At Handsome, we start our projects with a Discovery phase. When prospective clients hear the word “Discovery” they regularly get defensive, “We’re not interested in paying for your team to spend 3 weeks creating a PowerPoint presentation telling us what we already know.” Sadly, this skepticism and reluctance is often warranted, as many companies are burned by projects where acts and artifacts from discovery either lacked rigor or appropriate explanation.
Despite the bad rap associated with the words “discovery phase,” the reason we continue to use them to describe the first step in our approach is because we can’t think of better words to communicate approaching a problem space with curiosity, passion and wonder. The value of a designer lies in her ability to, as Genevieve Bell would say, “make by making strange.” More plainly put, design starts with listening, observing and questioning.
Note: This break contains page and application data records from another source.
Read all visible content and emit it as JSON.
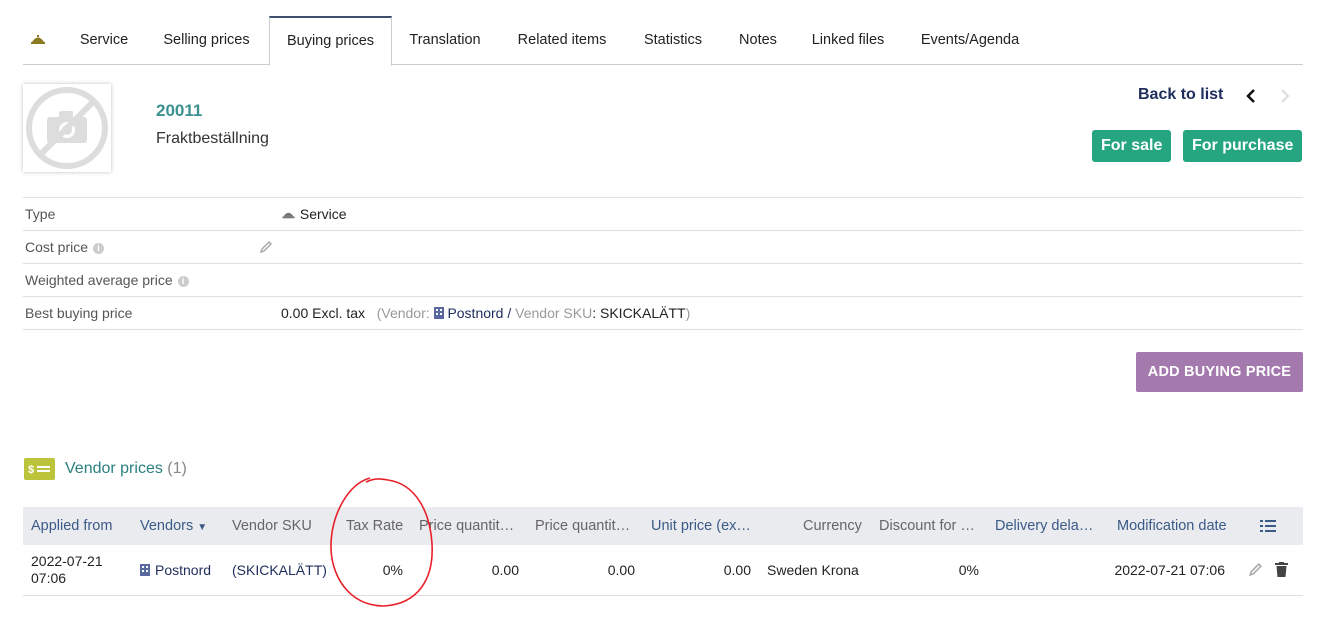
{
  "tabs": {
    "items": [
      {
        "label": "Service"
      },
      {
        "label": "Selling prices"
      },
      {
        "label": "Buying prices"
      },
      {
        "label": "Translation"
      },
      {
        "label": "Related items"
      },
      {
        "label": "Statistics"
      },
      {
        "label": "Notes"
      },
      {
        "label": "Linked files"
      },
      {
        "label": "Events/Agenda"
      }
    ],
    "active": "Buying prices"
  },
  "product": {
    "ref": "20011",
    "label": "Fraktbeställning",
    "back_label": "Back to list",
    "badge_sale": "For sale",
    "badge_purchase": "For purchase"
  },
  "fields": {
    "type_label": "Type",
    "type_value": "Service",
    "cost_label": "Cost price",
    "wap_label": "Weighted average price",
    "best_label": "Best buying price",
    "best_amount": "0.00 Excl. tax",
    "best_vendor_prefix": "(Vendor",
    "best_vendor": "Postnord",
    "best_sku_prefix": "Vendor SKU",
    "best_sku": "SKICKALÄTT",
    "best_close": ")"
  },
  "add_button": "ADD BUYING PRICE",
  "vendor_prices": {
    "title": "Vendor prices",
    "count": "(1)",
    "columns": {
      "applied_from": "Applied from",
      "vendors": "Vendors",
      "vendor_sku": "Vendor SKU",
      "tax_rate": "Tax Rate",
      "price_qty1": "Price quantit…",
      "price_qty2": "Price quantit…",
      "unit_price": "Unit price (ex…",
      "currency": "Currency",
      "discount": "Discount for …",
      "delivery": "Delivery dela…",
      "modification": "Modification date"
    },
    "rows": [
      {
        "applied_from_date": "2022-07-21",
        "applied_from_time": "07:06",
        "vendor": "Postnord",
        "sku": "(SKICKALÄTT)",
        "tax_rate": "0%",
        "price_qty1": "0.00",
        "price_qty2": "0.00",
        "unit_price": "0.00",
        "currency": "Sweden Krona",
        "discount": "0%",
        "delivery": "",
        "modification": "2022-07-21 07:06"
      }
    ]
  },
  "colors": {
    "accent_green": "#25a580",
    "accent_purple": "#a47aae",
    "teal_text": "#3b9090",
    "annotation_red": "#e8202a"
  }
}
Design starts with, witnessing the strangeness of human behavior as we relate to each other and the things around us, in order to spot opportunities for novel and inspiring solutions.
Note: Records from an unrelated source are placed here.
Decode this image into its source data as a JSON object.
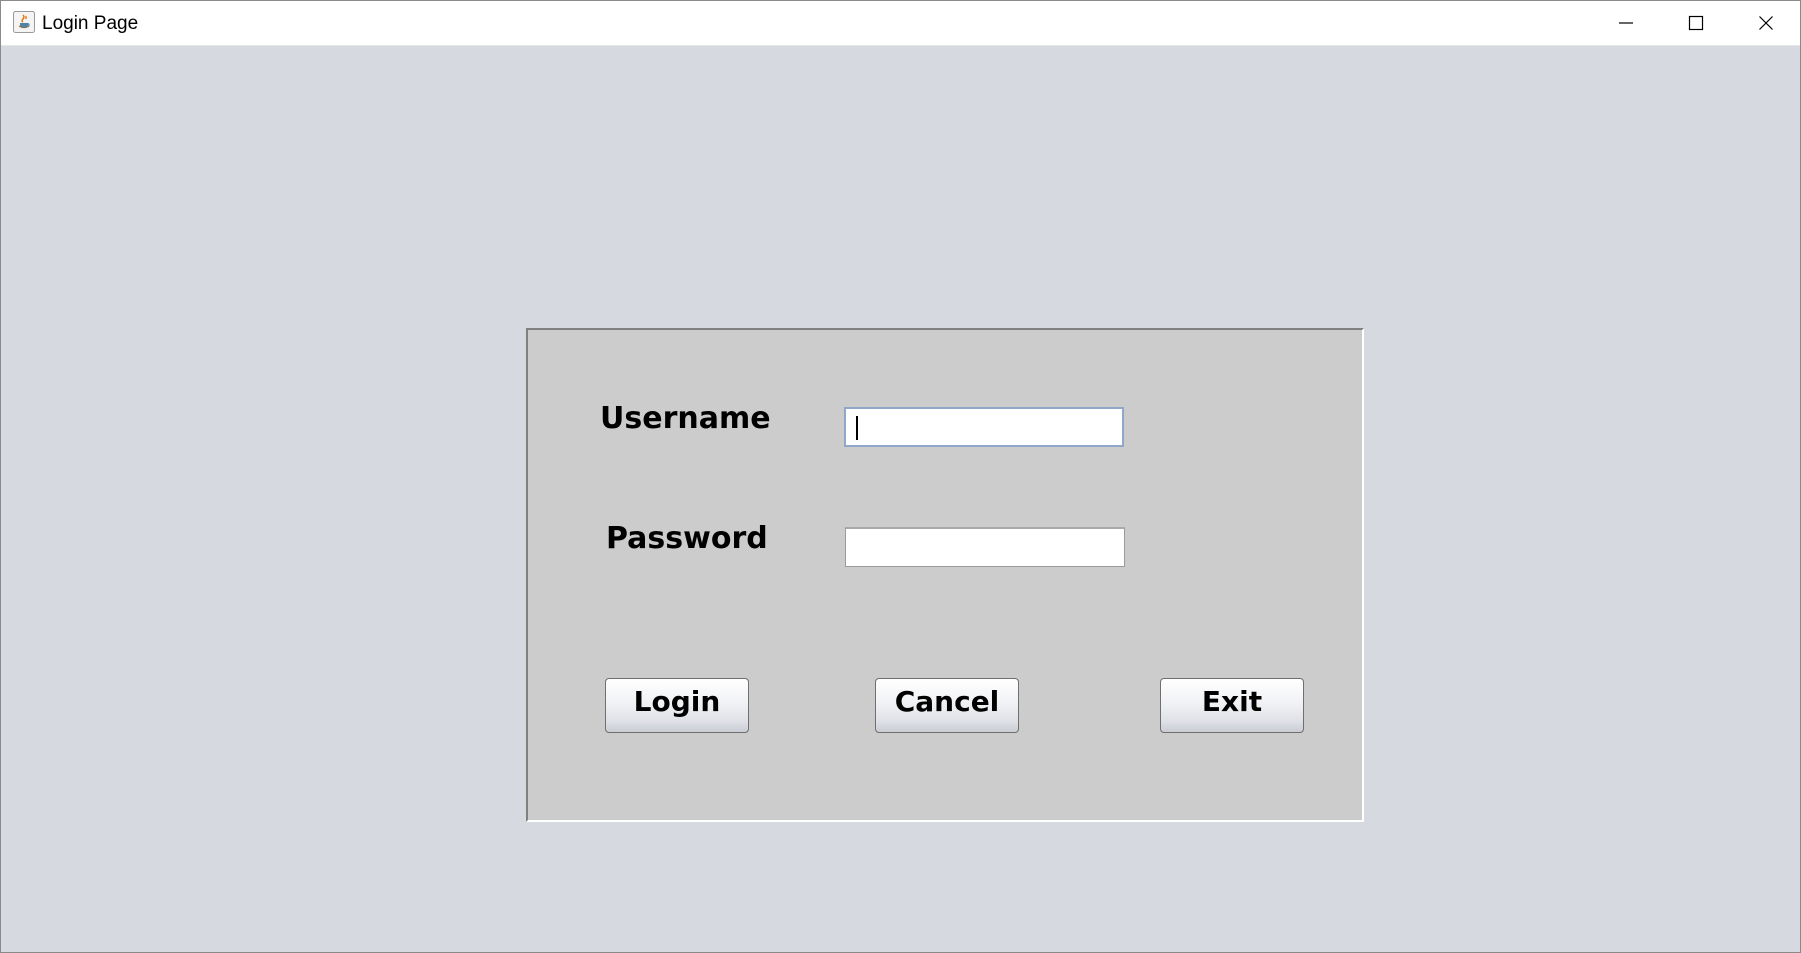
{
  "window": {
    "title": "Login Page",
    "app_icon": "java-icon",
    "controls": {
      "minimize_icon": "minimize-icon",
      "maximize_icon": "maximize-icon",
      "close_icon": "close-icon"
    }
  },
  "form": {
    "username_label": "Username",
    "password_label": "Password",
    "username_value": "",
    "password_value": ""
  },
  "buttons": {
    "login": "Login",
    "cancel": "Cancel",
    "exit": "Exit"
  },
  "colors": {
    "background": "#d6d9e0",
    "panel": "#cccccc",
    "focus_border": "#8fa8c9"
  }
}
At Handsome the following acts encompass a typical discovery phase:
- Introspection: What do users really want and need?
- Goal Setting: What does success look like?
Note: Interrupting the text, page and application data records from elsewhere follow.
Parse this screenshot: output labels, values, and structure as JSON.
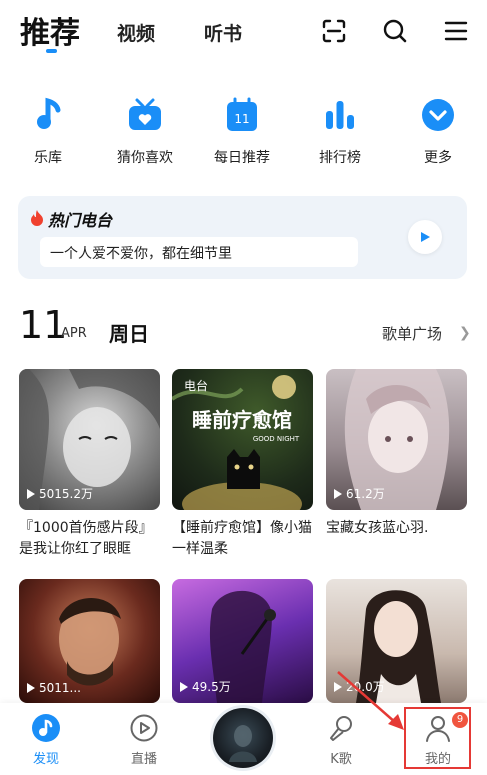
{
  "header": {
    "tabs": [
      "推荐",
      "视频",
      "听书"
    ]
  },
  "quick_entries": [
    {
      "label": "乐库",
      "icon": "music-note-icon"
    },
    {
      "label": "猜你喜欢",
      "icon": "radio-heart-icon"
    },
    {
      "label": "每日推荐",
      "icon": "calendar-icon",
      "day": "11"
    },
    {
      "label": "排行榜",
      "icon": "ranking-bars-icon"
    },
    {
      "label": "更多",
      "icon": "chevron-down-circle-icon"
    }
  ],
  "radio": {
    "title": "热门电台",
    "text": "一个人爱不爱你，都在细节里"
  },
  "date": {
    "day": "11",
    "month": "APR",
    "weekday": "周日",
    "more": "歌单广场"
  },
  "playlists": [
    {
      "title": "『1000首伤感片段』是我让你红了眼眶",
      "plays": "5015.2万"
    },
    {
      "title": "【睡前疗愈馆】像小猫一样温柔",
      "tag": "电台",
      "cover_text": "睡前疗愈馆",
      "cover_sub": "GOOD NIGHT"
    },
    {
      "title": "宝藏女孩蓝心羽.",
      "plays": "61.2万"
    },
    {
      "title": "",
      "plays": "5011..."
    },
    {
      "title": "",
      "plays": "49.5万"
    },
    {
      "title": "",
      "plays": "20.0万"
    }
  ],
  "bottom_nav": [
    {
      "label": "发现",
      "icon": "discover-icon"
    },
    {
      "label": "直播",
      "icon": "live-play-icon"
    },
    {
      "label": "K歌",
      "icon": "microphone-icon"
    },
    {
      "label": "我的",
      "icon": "user-icon"
    }
  ],
  "badge": "9",
  "colors": {
    "accent": "#1a8ef7",
    "radio_bg": "#eef3f9",
    "badge": "#f0553f",
    "highlight": "#e53935"
  }
}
- Establishing Team Expectations: What can we expect from this experience and each other?
- Synthesis: Explicitly dedicating time to rigorously analyze what we witnessed.
- Sketching & Modeling: Understanding through making lo-fi prototypes and modeling systems.
- Dialogue: A back-and-forth conversation around what are we hearing, seeing, thinking?
- Planning: Given what we’ve learned, what are the next steps?
These are all vital steps whether you are updating an existing product, or creating something novel from scratch.
If you would like to learn more about our Discovery process and perhaps see a few examples of Discovery Recaps, please get in touch.
Bell, Genevieve, Mark Blythe, and Phoebe Sengers. “Making by making strange: Defamiliarization and the design of domestic technologies.” ACM Transactions on Computer-Human Interaction (TOCHI) 12.2 (2005): 149-173.